### EXERCISE DETAILS
The number of lines in the records that include "this" is all you should give.

THE INPUT START

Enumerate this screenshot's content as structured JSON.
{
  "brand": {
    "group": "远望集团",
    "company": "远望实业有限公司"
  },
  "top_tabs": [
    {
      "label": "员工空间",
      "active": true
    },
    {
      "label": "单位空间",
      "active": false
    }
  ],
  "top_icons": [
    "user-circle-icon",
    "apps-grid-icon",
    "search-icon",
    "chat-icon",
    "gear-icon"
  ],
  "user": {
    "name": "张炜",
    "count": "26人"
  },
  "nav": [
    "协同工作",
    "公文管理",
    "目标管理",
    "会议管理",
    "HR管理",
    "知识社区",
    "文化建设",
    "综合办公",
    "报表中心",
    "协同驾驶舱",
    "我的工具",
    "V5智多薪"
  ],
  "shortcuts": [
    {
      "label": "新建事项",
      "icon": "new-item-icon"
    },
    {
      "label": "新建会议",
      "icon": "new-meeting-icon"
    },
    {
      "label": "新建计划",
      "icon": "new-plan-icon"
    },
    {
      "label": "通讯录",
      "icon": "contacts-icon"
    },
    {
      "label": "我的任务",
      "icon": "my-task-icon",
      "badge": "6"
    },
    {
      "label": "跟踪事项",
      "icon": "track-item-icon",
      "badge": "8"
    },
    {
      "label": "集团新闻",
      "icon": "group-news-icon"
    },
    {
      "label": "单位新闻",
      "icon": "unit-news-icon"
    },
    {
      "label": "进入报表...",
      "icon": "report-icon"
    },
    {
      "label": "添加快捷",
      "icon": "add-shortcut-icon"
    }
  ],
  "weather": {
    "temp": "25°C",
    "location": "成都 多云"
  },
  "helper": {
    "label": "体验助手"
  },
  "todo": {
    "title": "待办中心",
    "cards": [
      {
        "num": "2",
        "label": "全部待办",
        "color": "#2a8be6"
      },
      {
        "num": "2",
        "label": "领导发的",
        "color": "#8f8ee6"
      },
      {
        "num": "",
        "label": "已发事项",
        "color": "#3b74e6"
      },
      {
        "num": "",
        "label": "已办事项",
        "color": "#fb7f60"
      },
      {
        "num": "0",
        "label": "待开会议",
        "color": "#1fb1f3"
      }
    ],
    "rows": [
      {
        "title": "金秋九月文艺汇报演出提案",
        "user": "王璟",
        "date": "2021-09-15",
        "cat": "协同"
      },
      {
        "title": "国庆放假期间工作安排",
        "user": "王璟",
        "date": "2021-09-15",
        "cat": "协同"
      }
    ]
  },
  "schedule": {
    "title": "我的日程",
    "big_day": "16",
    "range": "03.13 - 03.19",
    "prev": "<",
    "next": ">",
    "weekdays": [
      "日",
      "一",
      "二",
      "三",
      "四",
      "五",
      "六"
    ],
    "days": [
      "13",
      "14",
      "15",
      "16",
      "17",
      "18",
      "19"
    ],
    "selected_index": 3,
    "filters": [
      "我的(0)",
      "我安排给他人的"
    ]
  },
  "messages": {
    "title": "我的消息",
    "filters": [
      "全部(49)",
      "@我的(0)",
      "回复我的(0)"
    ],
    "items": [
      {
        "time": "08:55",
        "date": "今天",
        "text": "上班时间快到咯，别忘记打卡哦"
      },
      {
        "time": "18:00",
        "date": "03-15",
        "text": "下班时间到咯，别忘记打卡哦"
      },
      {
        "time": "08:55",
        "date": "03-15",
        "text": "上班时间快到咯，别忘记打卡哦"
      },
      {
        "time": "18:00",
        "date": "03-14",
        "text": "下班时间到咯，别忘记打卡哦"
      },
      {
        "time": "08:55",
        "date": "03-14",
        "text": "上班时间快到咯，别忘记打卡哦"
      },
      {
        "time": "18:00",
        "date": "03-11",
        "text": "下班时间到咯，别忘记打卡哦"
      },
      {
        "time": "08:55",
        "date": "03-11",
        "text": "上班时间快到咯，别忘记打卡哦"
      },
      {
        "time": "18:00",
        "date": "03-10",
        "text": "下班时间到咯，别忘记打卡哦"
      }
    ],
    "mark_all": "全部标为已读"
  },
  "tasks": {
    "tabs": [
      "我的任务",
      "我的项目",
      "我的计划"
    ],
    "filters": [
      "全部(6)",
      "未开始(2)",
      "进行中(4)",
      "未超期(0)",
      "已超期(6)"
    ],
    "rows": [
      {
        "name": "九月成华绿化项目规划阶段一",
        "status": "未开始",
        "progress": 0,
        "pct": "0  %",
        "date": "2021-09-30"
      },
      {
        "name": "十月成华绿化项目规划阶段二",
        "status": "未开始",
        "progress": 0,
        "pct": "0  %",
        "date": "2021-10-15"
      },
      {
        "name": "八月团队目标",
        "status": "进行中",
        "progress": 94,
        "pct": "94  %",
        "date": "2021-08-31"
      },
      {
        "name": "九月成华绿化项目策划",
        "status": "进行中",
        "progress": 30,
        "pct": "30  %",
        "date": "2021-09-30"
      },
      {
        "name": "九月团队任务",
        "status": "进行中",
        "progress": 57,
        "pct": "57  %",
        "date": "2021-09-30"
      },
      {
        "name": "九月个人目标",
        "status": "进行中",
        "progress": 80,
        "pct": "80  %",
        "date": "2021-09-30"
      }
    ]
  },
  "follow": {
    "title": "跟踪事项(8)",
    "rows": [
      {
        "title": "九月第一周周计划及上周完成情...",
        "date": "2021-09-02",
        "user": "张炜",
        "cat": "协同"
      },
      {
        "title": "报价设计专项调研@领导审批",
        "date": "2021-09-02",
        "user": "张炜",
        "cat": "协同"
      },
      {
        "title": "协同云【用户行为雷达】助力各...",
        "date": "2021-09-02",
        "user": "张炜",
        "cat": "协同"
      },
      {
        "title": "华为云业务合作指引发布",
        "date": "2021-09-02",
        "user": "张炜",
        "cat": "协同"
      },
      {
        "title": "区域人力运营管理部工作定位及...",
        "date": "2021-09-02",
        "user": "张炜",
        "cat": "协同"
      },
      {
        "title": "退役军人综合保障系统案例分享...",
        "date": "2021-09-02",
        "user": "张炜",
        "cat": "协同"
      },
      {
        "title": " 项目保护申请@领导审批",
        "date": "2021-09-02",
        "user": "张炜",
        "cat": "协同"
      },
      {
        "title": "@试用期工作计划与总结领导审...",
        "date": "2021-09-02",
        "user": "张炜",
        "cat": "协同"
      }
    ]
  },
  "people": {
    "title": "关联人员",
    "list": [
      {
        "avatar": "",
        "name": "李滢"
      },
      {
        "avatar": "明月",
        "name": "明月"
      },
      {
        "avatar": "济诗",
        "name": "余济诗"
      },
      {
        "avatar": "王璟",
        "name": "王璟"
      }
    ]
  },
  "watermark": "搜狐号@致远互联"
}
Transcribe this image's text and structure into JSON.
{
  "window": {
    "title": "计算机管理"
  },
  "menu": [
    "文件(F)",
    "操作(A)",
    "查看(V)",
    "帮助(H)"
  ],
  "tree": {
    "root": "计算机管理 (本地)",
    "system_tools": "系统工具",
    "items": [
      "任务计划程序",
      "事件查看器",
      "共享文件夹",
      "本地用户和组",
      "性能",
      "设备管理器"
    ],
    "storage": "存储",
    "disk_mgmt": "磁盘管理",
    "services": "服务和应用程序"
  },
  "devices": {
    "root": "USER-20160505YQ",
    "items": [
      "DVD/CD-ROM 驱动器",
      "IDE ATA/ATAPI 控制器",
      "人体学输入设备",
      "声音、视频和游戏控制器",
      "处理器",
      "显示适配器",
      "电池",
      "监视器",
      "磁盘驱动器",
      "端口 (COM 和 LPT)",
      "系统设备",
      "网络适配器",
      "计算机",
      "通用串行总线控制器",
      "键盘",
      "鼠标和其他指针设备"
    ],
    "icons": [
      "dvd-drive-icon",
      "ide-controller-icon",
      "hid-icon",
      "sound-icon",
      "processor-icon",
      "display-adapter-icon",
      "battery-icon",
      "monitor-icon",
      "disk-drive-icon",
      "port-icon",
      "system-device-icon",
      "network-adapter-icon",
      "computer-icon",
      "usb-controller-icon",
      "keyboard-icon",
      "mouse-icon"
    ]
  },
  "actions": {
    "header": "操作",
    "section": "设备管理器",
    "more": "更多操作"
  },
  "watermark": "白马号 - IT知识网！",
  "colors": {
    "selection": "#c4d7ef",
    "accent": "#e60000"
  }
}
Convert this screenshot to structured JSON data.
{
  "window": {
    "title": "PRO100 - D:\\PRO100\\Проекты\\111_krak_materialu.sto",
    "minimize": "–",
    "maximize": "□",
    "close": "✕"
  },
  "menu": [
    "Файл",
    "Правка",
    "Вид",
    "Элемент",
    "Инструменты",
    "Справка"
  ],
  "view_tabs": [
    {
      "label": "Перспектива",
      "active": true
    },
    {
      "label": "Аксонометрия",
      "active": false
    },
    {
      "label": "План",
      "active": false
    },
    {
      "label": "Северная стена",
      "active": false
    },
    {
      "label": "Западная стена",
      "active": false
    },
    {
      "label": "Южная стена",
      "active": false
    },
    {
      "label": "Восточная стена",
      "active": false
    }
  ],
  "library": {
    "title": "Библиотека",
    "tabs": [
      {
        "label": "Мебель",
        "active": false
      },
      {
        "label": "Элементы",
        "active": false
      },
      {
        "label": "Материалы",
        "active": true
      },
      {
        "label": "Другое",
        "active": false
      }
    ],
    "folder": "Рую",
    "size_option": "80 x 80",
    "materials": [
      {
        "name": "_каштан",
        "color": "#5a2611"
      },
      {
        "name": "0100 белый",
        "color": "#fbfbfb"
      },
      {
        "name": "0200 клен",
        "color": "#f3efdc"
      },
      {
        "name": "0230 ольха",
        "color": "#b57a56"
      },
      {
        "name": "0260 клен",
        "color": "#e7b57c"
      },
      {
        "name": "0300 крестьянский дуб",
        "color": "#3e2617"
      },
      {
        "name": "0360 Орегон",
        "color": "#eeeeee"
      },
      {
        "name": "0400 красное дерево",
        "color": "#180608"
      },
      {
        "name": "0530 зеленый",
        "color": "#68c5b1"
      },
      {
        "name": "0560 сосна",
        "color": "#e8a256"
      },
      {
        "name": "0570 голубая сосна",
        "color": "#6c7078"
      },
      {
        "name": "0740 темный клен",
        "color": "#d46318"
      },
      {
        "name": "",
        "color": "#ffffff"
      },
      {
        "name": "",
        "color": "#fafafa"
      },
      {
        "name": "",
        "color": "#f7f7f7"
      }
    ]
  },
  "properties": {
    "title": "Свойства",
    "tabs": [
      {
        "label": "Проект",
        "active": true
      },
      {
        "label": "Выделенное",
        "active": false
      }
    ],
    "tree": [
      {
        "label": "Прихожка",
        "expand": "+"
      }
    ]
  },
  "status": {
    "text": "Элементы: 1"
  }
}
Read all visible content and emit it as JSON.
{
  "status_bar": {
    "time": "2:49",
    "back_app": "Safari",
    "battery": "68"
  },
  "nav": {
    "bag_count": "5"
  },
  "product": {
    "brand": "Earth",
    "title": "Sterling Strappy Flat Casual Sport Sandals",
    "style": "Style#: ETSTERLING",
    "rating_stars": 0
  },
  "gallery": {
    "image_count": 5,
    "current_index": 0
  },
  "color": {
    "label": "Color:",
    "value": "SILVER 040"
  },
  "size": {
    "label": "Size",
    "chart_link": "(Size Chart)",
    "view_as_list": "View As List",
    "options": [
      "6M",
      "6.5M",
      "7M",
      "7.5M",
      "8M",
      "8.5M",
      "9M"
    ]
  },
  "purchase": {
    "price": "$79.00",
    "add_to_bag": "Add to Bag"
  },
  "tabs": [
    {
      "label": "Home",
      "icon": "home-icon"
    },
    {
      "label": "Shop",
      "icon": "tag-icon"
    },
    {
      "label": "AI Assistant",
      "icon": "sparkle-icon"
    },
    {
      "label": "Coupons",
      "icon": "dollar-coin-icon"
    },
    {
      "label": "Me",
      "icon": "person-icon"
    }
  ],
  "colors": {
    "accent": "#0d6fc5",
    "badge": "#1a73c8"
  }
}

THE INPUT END

### WRITTEN SOLUTION
3